Mumbai Get’s CCTV to Protect City
On November 26, 2008, Mumbai, India was rocked and thrown into a state of terror by a series of terrorist attacks. The attackers swept through the city quickly, resulting in many deaths and injuries. Now, over three years later, the city of Mumbai is implanting the installation of several CCTV security surveillance cameras to keep an eye on their city at all times. The system has been modeled to emulate London’s CCTV security surveillance system, which is one of the best government-implemented surveillance systems in the world.
The first talks of having CCTV security surveillance across the city of Mumbai came immediately following the terror attacks, known as the 26/11 attacks. The plan was to set up 5,000 CCTV security surveillance cameras, but red tape did not allow the plan to see fruition. Then, following more terror attacks last year, the plan began to garner more attention.
Soon after the bombings last year, several high ranking officials in the police department, as well as some from the city and state departments, took an educational trip to London to learn more about how they implemented their CCTV security surveillance system.
A home department official, when asked about the delay in setting up the system, said, “The proposal was to reach the state cabinet a little before 13/7 [bombings], but when the triple blasts took place, we held the proposal back to expand its scope.”

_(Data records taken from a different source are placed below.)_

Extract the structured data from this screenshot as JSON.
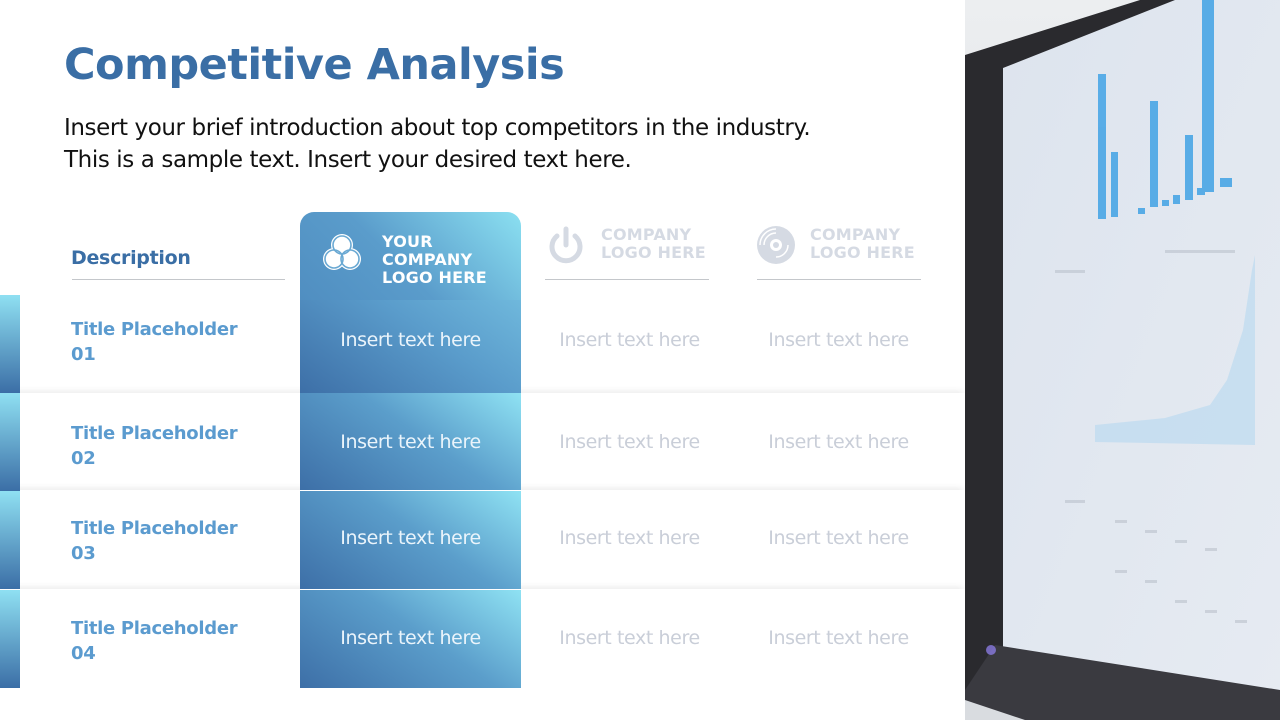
{
  "slide": {
    "title": "Competitive Analysis",
    "intro_lines": [
      "Insert your brief introduction about top competitors in the industry.",
      "This is a sample text. Insert your desired text here."
    ]
  },
  "table": {
    "description_header": "Description",
    "columns": [
      {
        "logo_icon": "venn-circles-icon",
        "lines": [
          "YOUR",
          "COMPANY",
          "LOGO HERE"
        ],
        "highlighted": true
      },
      {
        "logo_icon": "power-icon",
        "lines": [
          "COMPANY",
          "LOGO HERE"
        ],
        "highlighted": false
      },
      {
        "logo_icon": "disc-icon",
        "lines": [
          "COMPANY",
          "LOGO HERE"
        ],
        "highlighted": false
      }
    ],
    "rows": [
      {
        "title_line1": "Title Placeholder",
        "title_line2": "01",
        "cells": [
          "Insert text here",
          "Insert text here",
          "Insert text here"
        ]
      },
      {
        "title_line1": "Title Placeholder",
        "title_line2": "02",
        "cells": [
          "Insert text here",
          "Insert text here",
          "Insert text here"
        ]
      },
      {
        "title_line1": "Title Placeholder",
        "title_line2": "03",
        "cells": [
          "Insert text here",
          "Insert text here",
          "Insert text here"
        ]
      },
      {
        "title_line1": "Title Placeholder",
        "title_line2": "04",
        "cells": [
          "Insert text here",
          "Insert text here",
          "Insert text here"
        ]
      }
    ]
  },
  "colors": {
    "title": "#3a6ea5",
    "row_title": "#5b9bcf",
    "highlight_light": "#8be0f1",
    "highlight_dark": "#3d6fa7",
    "muted_text": "#c9ced8"
  },
  "photo": {
    "subject": "blurred-monitor-with-bar-chart"
  }
}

On Monday, the state chief secretary Ratnakar Gaikwad cleared the proposal to buy 6,000 CCTV cameras. There are already 400 cameras in Mumbai, and these cameras will be integrated into the new surveillance system. All of the cameras will be intricately connected to a central system, which will monitor the entire city, spanning 437 sq km.

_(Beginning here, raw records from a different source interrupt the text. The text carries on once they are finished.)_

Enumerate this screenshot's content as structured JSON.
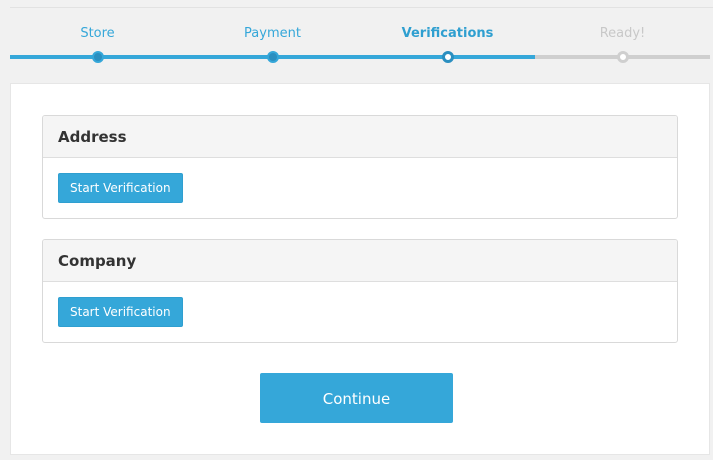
{
  "stepper": {
    "steps": [
      {
        "label": "Store",
        "state": "done"
      },
      {
        "label": "Payment",
        "state": "done"
      },
      {
        "label": "Verifications",
        "state": "current"
      },
      {
        "label": "Ready!",
        "state": "future"
      }
    ]
  },
  "panels": [
    {
      "title": "Address",
      "button_label": "Start Verification"
    },
    {
      "title": "Company",
      "button_label": "Start Verification"
    }
  ],
  "actions": {
    "continue_label": "Continue"
  },
  "colors": {
    "accent": "#35a7d9",
    "inactive": "#cfcfcf",
    "background": "#f1f1f1"
  }
}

Speaking to Mumbai Mirror, Gaikwad said, “The work orders will be released in a month’s time and all the cameras will be installed in a year’s time. If the cameras are not installed in time, there are stringent provisions for action against the contractor.” Top officials of the state government said that the Request for Proposal (RFQ) will soon be issued and one of the seven companies shortlisted by the government will be selected.
Some of these cameras will have automated licanse plate recognition, meaning they will be able to zoom in license plates of cars and other vehicles in order to recognize them. “This means that as soon as a car registration number is keyed into the system, these cameras will be able to detect the vehicles passing through them and alert the control room,” a top official said.
These cameras will be installed outside railway stations, at traffic junctions, and all the vital points across the city. The grid will also be linked to cameras fitted inside malls, vital installations, railway stations and BEST buses and bus depots.
Each of the 93 police stations in the city will get a feed of these cameras fitted in its jurisdiction.
The 6,000 cameras will also be connected to a central control room to be housed at the Police Commissioner Station, where video walls will be put up, much like the ones seen in crime dramas like CSI. Feeds from 10 video cameras can be seen on each wall. The home department is also recruiting a cadre of 700 men to monitor the cameras on a 24 x 7 basis.